**THE PROBLEM**
Report every line from the following entries that contains the string "apply".

[Start of section]

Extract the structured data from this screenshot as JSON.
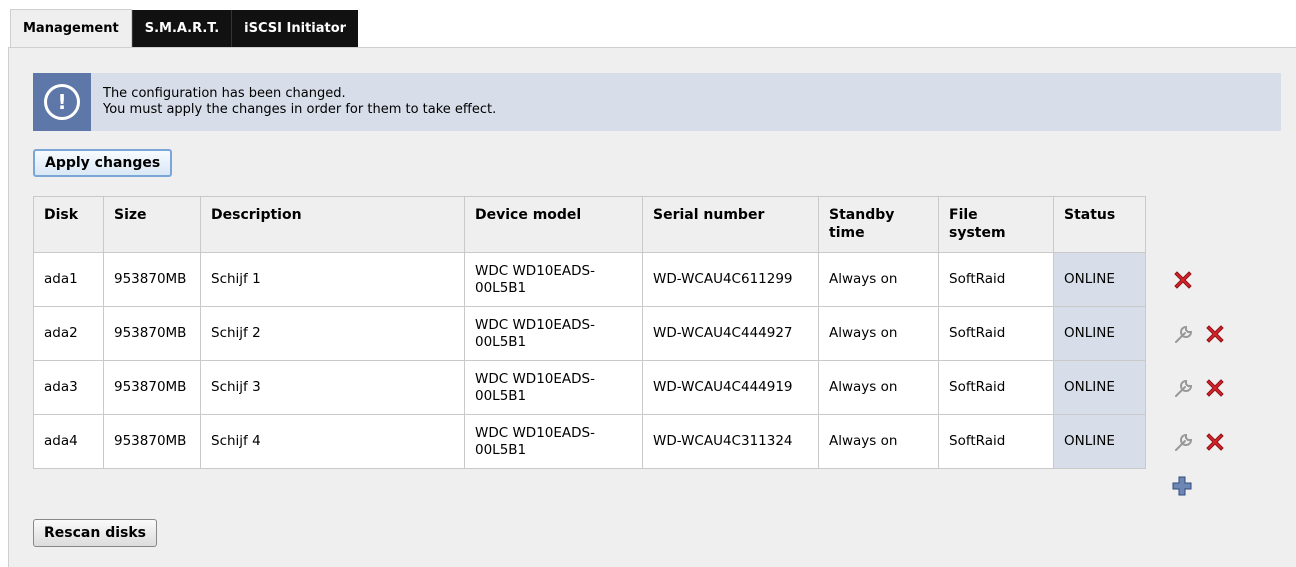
{
  "tabs": [
    {
      "label": "Management",
      "active": true
    },
    {
      "label": "S.M.A.R.T.",
      "active": false
    },
    {
      "label": "iSCSI Initiator",
      "active": false
    }
  ],
  "notice": {
    "line1": "The configuration has been changed.",
    "line2": "You must apply the changes in order for them to take effect."
  },
  "buttons": {
    "apply": "Apply changes",
    "rescan": "Rescan disks"
  },
  "table": {
    "headers": [
      "Disk",
      "Size",
      "Description",
      "Device model",
      "Serial number",
      "Standby time",
      "File system",
      "Status"
    ],
    "rows": [
      {
        "disk": "ada1",
        "size": "953870MB",
        "description": "Schijf 1",
        "model": "WDC WD10EADS-00L5B1",
        "serial": "WD-WCAU4C611299",
        "standby": "Always on",
        "fs": "SoftRaid",
        "status": "ONLINE"
      },
      {
        "disk": "ada2",
        "size": "953870MB",
        "description": "Schijf 2",
        "model": "WDC WD10EADS-00L5B1",
        "serial": "WD-WCAU4C444927",
        "standby": "Always on",
        "fs": "SoftRaid",
        "status": "ONLINE"
      },
      {
        "disk": "ada3",
        "size": "953870MB",
        "description": "Schijf 3",
        "model": "WDC WD10EADS-00L5B1",
        "serial": "WD-WCAU4C444919",
        "standby": "Always on",
        "fs": "SoftRaid",
        "status": "ONLINE"
      },
      {
        "disk": "ada4",
        "size": "953870MB",
        "description": "Schijf 4",
        "model": "WDC WD10EADS-00L5B1",
        "serial": "WD-WCAU4C311324",
        "standby": "Always on",
        "fs": "SoftRaid",
        "status": "ONLINE"
      }
    ]
  },
  "row_actions": [
    [
      "delete-icon"
    ],
    [
      "wrench-icon",
      "delete-icon"
    ],
    [
      "wrench-icon",
      "delete-icon"
    ],
    [
      "wrench-icon",
      "delete-icon"
    ]
  ],
  "add_action": "add-icon",
  "colors": {
    "tab_inactive_bg": "#111111",
    "notice_bg": "#d7dde9",
    "notice_icon_bg": "#5d78a8",
    "status_cell_bg": "#d7dde9",
    "delete_red": "#d8232a",
    "add_blue": "#3a5a8c"
  }
}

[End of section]

**OUTPUT**
    "line2": "You must apply the changes in order for them to take effect."
    "apply": "Apply changes",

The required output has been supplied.